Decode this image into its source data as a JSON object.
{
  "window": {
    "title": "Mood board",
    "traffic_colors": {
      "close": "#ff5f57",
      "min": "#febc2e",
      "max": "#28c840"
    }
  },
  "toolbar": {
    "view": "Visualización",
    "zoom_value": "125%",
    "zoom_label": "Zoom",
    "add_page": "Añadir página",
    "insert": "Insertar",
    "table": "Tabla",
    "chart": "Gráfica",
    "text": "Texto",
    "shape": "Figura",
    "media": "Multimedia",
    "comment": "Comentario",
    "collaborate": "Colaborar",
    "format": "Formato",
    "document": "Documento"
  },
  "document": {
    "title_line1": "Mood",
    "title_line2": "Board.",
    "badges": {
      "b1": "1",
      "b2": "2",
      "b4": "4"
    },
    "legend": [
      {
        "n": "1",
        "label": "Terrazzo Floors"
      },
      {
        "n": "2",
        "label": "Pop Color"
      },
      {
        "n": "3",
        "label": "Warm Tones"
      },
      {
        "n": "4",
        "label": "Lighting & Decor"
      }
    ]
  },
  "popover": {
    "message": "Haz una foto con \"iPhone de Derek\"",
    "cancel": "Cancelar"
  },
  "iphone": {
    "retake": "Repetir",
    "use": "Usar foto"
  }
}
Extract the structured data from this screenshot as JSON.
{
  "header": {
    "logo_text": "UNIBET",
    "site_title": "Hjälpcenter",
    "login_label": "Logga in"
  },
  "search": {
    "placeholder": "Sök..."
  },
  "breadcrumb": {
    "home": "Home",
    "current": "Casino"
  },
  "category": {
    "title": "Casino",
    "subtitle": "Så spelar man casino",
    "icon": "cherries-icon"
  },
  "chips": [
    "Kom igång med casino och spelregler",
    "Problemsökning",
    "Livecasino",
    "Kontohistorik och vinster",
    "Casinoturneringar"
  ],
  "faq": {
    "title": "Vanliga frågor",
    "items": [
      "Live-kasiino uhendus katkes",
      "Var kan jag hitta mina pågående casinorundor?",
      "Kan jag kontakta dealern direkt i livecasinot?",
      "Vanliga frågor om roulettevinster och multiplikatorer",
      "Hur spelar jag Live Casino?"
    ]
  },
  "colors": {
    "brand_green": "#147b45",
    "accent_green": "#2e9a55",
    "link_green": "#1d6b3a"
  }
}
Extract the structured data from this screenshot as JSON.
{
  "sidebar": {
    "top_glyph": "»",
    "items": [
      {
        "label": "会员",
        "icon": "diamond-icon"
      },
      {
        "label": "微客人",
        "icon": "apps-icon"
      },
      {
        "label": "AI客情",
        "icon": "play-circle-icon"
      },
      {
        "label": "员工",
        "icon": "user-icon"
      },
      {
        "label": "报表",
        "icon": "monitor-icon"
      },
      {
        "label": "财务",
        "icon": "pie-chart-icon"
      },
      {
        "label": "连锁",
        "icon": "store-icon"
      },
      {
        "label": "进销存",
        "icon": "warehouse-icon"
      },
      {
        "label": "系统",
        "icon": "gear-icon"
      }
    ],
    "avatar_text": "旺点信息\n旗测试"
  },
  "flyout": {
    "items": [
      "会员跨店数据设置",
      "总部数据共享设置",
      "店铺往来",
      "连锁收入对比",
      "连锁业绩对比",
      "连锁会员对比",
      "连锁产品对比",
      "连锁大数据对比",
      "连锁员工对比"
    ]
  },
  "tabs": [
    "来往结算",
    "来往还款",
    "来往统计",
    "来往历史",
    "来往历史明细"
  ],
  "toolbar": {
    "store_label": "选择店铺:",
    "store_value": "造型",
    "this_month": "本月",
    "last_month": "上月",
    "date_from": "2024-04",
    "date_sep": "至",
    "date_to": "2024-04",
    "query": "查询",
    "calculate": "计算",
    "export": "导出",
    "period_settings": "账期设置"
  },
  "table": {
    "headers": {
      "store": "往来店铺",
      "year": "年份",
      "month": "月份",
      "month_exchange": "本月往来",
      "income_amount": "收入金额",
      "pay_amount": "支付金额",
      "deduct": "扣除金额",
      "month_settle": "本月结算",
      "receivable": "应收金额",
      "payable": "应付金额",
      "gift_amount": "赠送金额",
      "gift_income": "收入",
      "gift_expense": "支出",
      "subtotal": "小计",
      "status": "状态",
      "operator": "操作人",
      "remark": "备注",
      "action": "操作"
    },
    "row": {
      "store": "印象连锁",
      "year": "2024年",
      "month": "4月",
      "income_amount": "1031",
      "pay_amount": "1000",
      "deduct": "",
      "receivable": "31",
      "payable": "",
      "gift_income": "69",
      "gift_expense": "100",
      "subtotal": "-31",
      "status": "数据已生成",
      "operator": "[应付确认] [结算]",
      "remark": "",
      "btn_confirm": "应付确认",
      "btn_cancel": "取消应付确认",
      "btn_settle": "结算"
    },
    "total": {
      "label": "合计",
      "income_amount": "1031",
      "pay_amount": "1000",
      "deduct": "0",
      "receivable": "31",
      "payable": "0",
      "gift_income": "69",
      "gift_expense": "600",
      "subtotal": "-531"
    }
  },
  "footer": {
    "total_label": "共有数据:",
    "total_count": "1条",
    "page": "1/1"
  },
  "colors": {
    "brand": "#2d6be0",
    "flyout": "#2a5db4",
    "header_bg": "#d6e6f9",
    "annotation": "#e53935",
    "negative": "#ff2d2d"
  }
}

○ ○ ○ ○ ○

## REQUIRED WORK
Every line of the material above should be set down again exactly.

## TASK RESPONSE
Decode this image into its source data as a JSON object.
{
  "window": {
    "title": "Mood board",
    "traffic_colors": {
      "close": "#ff5f57",
      "min": "#febc2e",
      "max": "#28c840"
    }
  },
  "toolbar": {
    "view": "Visualización",
    "zoom_value": "125%",
    "zoom_label": "Zoom",
    "add_page": "Añadir página",
    "insert": "Insertar",
    "table": "Tabla",
    "chart": "Gráfica",
    "text": "Texto",
    "shape": "Figura",
    "media": "Multimedia",
    "comment": "Comentario",
    "collaborate": "Colaborar",
    "format": "Formato",
    "document": "Documento"
  },
  "document": {
    "title_line1": "Mood",
    "title_line2": "Board.",
    "badges": {
      "b1": "1",
      "b2": "2",
      "b4": "4"
    },
    "legend": [
      {
        "n": "1",
        "label": "Terrazzo Floors"
      },
      {
        "n": "2",
        "label": "Pop Color"
      },
      {
        "n": "3",
        "label": "Warm Tones"
      },
      {
        "n": "4",
        "label": "Lighting & Decor"
      }
    ]
  },
  "popover": {
    "message": "Haz una foto con \"iPhone de Derek\"",
    "cancel": "Cancelar"
  },
  "iphone": {
    "retake": "Repetir",
    "use": "Usar foto"
  }
}
Extract the structured data from this screenshot as JSON.
{
  "header": {
    "logo_text": "UNIBET",
    "site_title": "Hjälpcenter",
    "login_label": "Logga in"
  },
  "search": {
    "placeholder": "Sök..."
  },
  "breadcrumb": {
    "home": "Home",
    "current": "Casino"
  },
  "category": {
    "title": "Casino",
    "subtitle": "Så spelar man casino",
    "icon": "cherries-icon"
  },
  "chips": [
    "Kom igång med casino och spelregler",
    "Problemsökning",
    "Livecasino",
    "Kontohistorik och vinster",
    "Casinoturneringar"
  ],
  "faq": {
    "title": "Vanliga frågor",
    "items": [
      "Live-kasiino uhendus katkes",
      "Var kan jag hitta mina pågående casinorundor?",
      "Kan jag kontakta dealern direkt i livecasinot?",
      "Vanliga frågor om roulettevinster och multiplikatorer",
      "Hur spelar jag Live Casino?"
    ]
  },
  "colors": {
    "brand_green": "#147b45",
    "accent_green": "#2e9a55",
    "link_green": "#1d6b3a"
  }
}
Extract the structured data from this screenshot as JSON.
{
  "sidebar": {
    "top_glyph": "»",
    "items": [
      {
        "label": "会员",
        "icon": "diamond-icon"
      },
      {
        "label": "微客人",
        "icon": "apps-icon"
      },
      {
        "label": "AI客情",
        "icon": "play-circle-icon"
      },
      {
        "label": "员工",
        "icon": "user-icon"
      },
      {
        "label": "报表",
        "icon": "monitor-icon"
      },
      {
        "label": "财务",
        "icon": "pie-chart-icon"
      },
      {
        "label": "连锁",
        "icon": "store-icon"
      },
      {
        "label": "进销存",
        "icon": "warehouse-icon"
      },
      {
        "label": "系统",
        "icon": "gear-icon"
      }
    ],
    "avatar_text": "旺点信息\n旗测试"
  },
  "flyout": {
    "items": [
      "会员跨店数据设置",
      "总部数据共享设置",
      "店铺往来",
      "连锁收入对比",
      "连锁业绩对比",
      "连锁会员对比",
      "连锁产品对比",
      "连锁大数据对比",
      "连锁员工对比"
    ]
  },
  "tabs": [
    "来往结算",
    "来往还款",
    "来往统计",
    "来往历史",
    "来往历史明细"
  ],
  "toolbar": {
    "store_label": "选择店铺:",
    "store_value": "造型",
    "this_month": "本月",
    "last_month": "上月",
    "date_from": "2024-04",
    "date_sep": "至",
    "date_to": "2024-04",
    "query": "查询",
    "calculate": "计算",
    "export": "导出",
    "period_settings": "账期设置"
  },
  "table": {
    "headers": {
      "store": "往来店铺",
      "year": "年份",
      "month": "月份",
      "month_exchange": "本月往来",
      "income_amount": "收入金额",
      "pay_amount": "支付金额",
      "deduct": "扣除金额",
      "month_settle": "本月结算",
      "receivable": "应收金额",
      "payable": "应付金额",
      "gift_amount": "赠送金额",
      "gift_income": "收入",
      "gift_expense": "支出",
      "subtotal": "小计",
      "status": "状态",
      "operator": "操作人",
      "remark": "备注",
      "action": "操作"
    },
    "row": {
      "store": "印象连锁",
      "year": "2024年",
      "month": "4月",
      "income_amount": "1031",
      "pay_amount": "1000",
      "deduct": "",
      "receivable": "31",
      "payable": "",
      "gift_income": "69",
      "gift_expense": "100",
      "subtotal": "-31",
      "status": "数据已生成",
      "operator": "[应付确认] [结算]",
      "remark": "",
      "btn_confirm": "应付确认",
      "btn_cancel": "取消应付确认",
      "btn_settle": "结算"
    },
    "total": {
      "label": "合计",
      "income_amount": "1031",
      "pay_amount": "1000",
      "deduct": "0",
      "receivable": "31",
      "payable": "0",
      "gift_income": "69",
      "gift_expense": "600",
      "subtotal": "-531"
    }
  },
  "footer": {
    "total_label": "共有数据:",
    "total_count": "1条",
    "page": "1/1"
  },
  "colors": {
    "brand": "#2d6be0",
    "flyout": "#2a5db4",
    "header_bg": "#d6e6f9",
    "annotation": "#e53935",
    "negative": "#ff2d2d"
  }
}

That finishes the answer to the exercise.